Another study (Cole et al 2012) examined the connectivity of different brain regions and the relationship of that connectivity to cognition and intelligence. They wanted to understand if there was a "brain region that uses brain-wide connectivity as a central mechanism for supporting cognitive control and intelligence." They found that only the left prefrontal cortex global brain connectivity was able to predict cognitive control and fluid intelligence.
Figure 5. Yoga practice is linked with improvement in working memory, attention, verbal acquisition and other areas of executive function.
Short term yoga practice also is linked to cortical thickness. A group of women experiencing first episode psychosis had a 12 week yoga and exercise (walking and cycling) intervention (Lin et al, 2015). The group demonstrated significant improvements in working memory, verbal acquisition and attention. Their cortical thickness also increased.
These studies look at different types of interventions and different yoga practices in different groups of people, so we can't conclude categorically that these results will be true for all people who do yoga. Consistently however, it appears that cortical thickness, a highly desirable quality for your brain, appears to increase in people with both a long or short term yoga practice.
Cortical thickness is positively associated with a higher IQ (link here) so there is every chance your yoga will make you smarter!
Furthermore one of the regions where grey matter increases in yogis, the left prefrontal cortex, is linked to cognitive control and fluid intelligence. It also has a big role to play in establishing positive feelings, being able to overcome any negative thoughts and feelings that arise and replacing them with a positive perspective. So if yoga gives you greater cortical thickness in that region - I'll happily take it!
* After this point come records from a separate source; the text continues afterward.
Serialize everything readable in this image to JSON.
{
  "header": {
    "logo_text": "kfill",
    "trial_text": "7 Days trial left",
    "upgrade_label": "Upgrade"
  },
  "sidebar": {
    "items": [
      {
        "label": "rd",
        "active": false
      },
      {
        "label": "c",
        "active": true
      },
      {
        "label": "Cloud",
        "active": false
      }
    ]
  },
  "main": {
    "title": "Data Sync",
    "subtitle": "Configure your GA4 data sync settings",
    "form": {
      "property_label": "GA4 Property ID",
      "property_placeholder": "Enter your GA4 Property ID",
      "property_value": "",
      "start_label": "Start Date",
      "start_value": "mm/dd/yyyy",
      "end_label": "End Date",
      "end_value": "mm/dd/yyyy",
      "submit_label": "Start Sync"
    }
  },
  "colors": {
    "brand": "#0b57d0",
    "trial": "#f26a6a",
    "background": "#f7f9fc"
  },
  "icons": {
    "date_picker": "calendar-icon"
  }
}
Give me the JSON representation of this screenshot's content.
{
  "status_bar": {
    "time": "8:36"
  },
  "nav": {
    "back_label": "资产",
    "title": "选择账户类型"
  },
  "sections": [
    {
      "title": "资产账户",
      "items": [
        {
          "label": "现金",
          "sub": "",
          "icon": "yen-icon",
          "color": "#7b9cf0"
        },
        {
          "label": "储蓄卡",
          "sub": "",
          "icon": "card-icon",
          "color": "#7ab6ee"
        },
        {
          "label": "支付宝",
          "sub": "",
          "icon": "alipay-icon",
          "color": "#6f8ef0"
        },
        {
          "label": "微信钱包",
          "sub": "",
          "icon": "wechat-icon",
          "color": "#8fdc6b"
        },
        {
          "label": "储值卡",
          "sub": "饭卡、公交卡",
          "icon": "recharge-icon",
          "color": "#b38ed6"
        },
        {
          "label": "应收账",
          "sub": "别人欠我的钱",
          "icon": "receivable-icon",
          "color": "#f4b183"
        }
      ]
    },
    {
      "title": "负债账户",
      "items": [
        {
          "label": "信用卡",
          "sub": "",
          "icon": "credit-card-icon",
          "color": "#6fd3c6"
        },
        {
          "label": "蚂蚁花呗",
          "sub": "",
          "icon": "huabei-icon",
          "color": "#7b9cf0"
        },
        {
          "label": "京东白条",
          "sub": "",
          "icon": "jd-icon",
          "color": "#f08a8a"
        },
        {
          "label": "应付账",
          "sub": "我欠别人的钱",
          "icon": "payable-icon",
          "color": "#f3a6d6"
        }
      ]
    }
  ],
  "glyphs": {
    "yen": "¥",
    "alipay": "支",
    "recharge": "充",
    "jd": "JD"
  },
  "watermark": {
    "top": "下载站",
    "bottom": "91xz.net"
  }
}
Check back in our next blog to read more about how other brain changes related to can impact on your every day life.
PS. This is not an exhaustive representation of the published literature on yoga and the brain. I am not a neurologist, I am a yoga teacher with a strong interest in neuroscience and anatomy. I really encourage everyone to read more about this topic and feel free to ask questions in the comments section and I will endeavour to answer them in the next blog post.